| A few of the perfectly on-the-nose Empathy Cards cooked up by Emily McDowell |
I’ve always harbored a secret fantasy that I’d create a line of cards for awkward family scenarios. (See, e.g., a Father’s Day card for a dad to whom you sort of regret being genetically linked.)
So, when I saw what Emily McDowell has been up to, I knew I had to share. She’s created a whole line of cards for those tricky life situations you want to acknowledge, but don’t exactly know how, starting with a series for people with chronic or serious illness (aka, the people for whom a “get well soon” card doesn’t make a lick of sense). As a person who could be a recipient of many of Emily’s fantastic cards, I can tell you they’re just about perfect. (Especially that one about promising not to tell me about treatments you found on the internet. Seriously. Just…no.)

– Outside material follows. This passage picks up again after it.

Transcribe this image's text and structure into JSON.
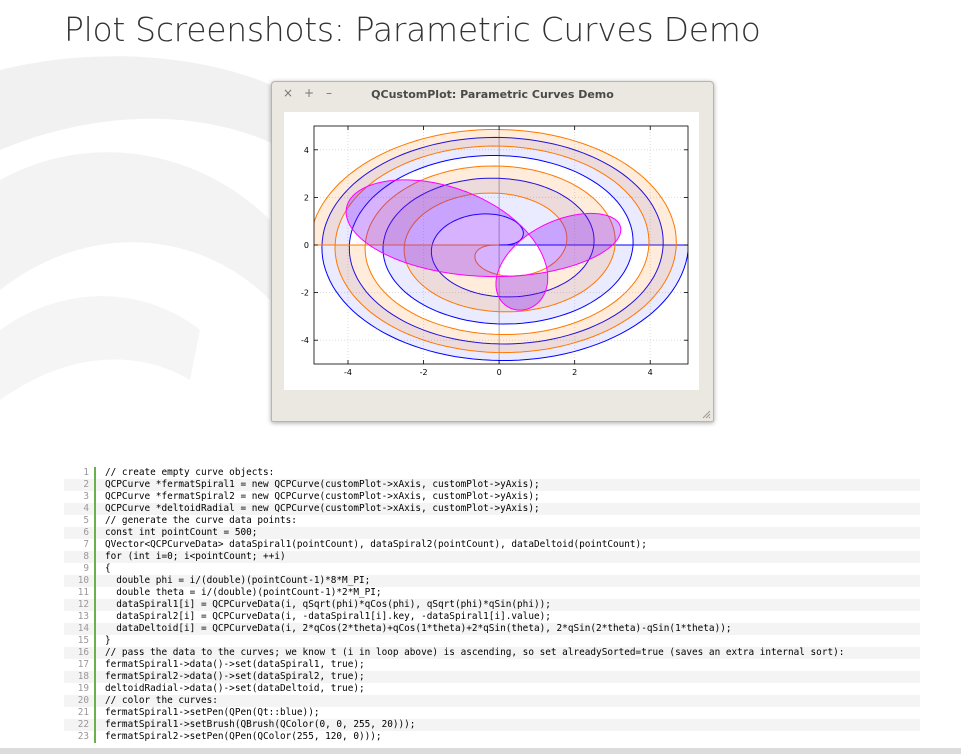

One of the (many, many) hard things about these big, hairy health issues (chronic illness, cancer, even infertility…really anything that can’t be cured by chicken soup or a Z-Pak) is that even the most well-meaning friends and family don’t really understand it. They can’t. You look fine most of the time, you act fine most of the time (we sickos get pretty good at putting on a show)…so it’s hard to know what to say or how to help. Believe me, I get it.
But the thing is, I lost friends when I got sick. Not a lot, but a few. They didn’t know what to say or how to act, so they just sort of faded away. And I let them. It sucked.
Instead of fading away, here’s what I suggest: show up. It’s that simple. Just show up, in whatever way you’re able. Send a card. Bring a cupcake. Ask questions. You don’t have to have the answers; just ask the questions. I’ll never volunteer the gory details about what’s up with my health, but if a friend sits with me over a cup of coffee and asks me to explain it to her, I always will. Because I want you to understand…but I need you to ask, because I don’t want to overshare, or overburden, or bore you to tears. Say, “If you’re okay talking about it, I’d love for you to explain what’s happening so I can be a better friend to you.” Wow, would those words be healing.
And then? Drop it. As hard as it will be, resist the urge to treat her like a patient. Plenty of other people have that covered, and no one wants to be The Sick Friend. Be the person who lets her feel like her old self. Because underneath the piles of blankets and pill bottles, that’s exactly who she is. Sure, ask how she’s feeling occasionally, and let her know you’re there whenever she needs to vent about another bad doctor’s visit or how her new meds are making her gain weight.
But your friend doesn’t need you to be her mother or her doctor – she needs you to be her friend. The same friend she had before the shit hit the fan.
So, show up with a pair of cappuccinos and resume your multi-part discussion of the best all-girl hip-hop groups from the ’90s. Call just to tell her about something funny that happened at work, or text her a string of rando emojis. Or occasionally, when you know she’s having a bad week (which you’ll know, because you’ve been showing up), show up with a casserole.
Don’t wait for her to ask, because she probably won’t. Just show up.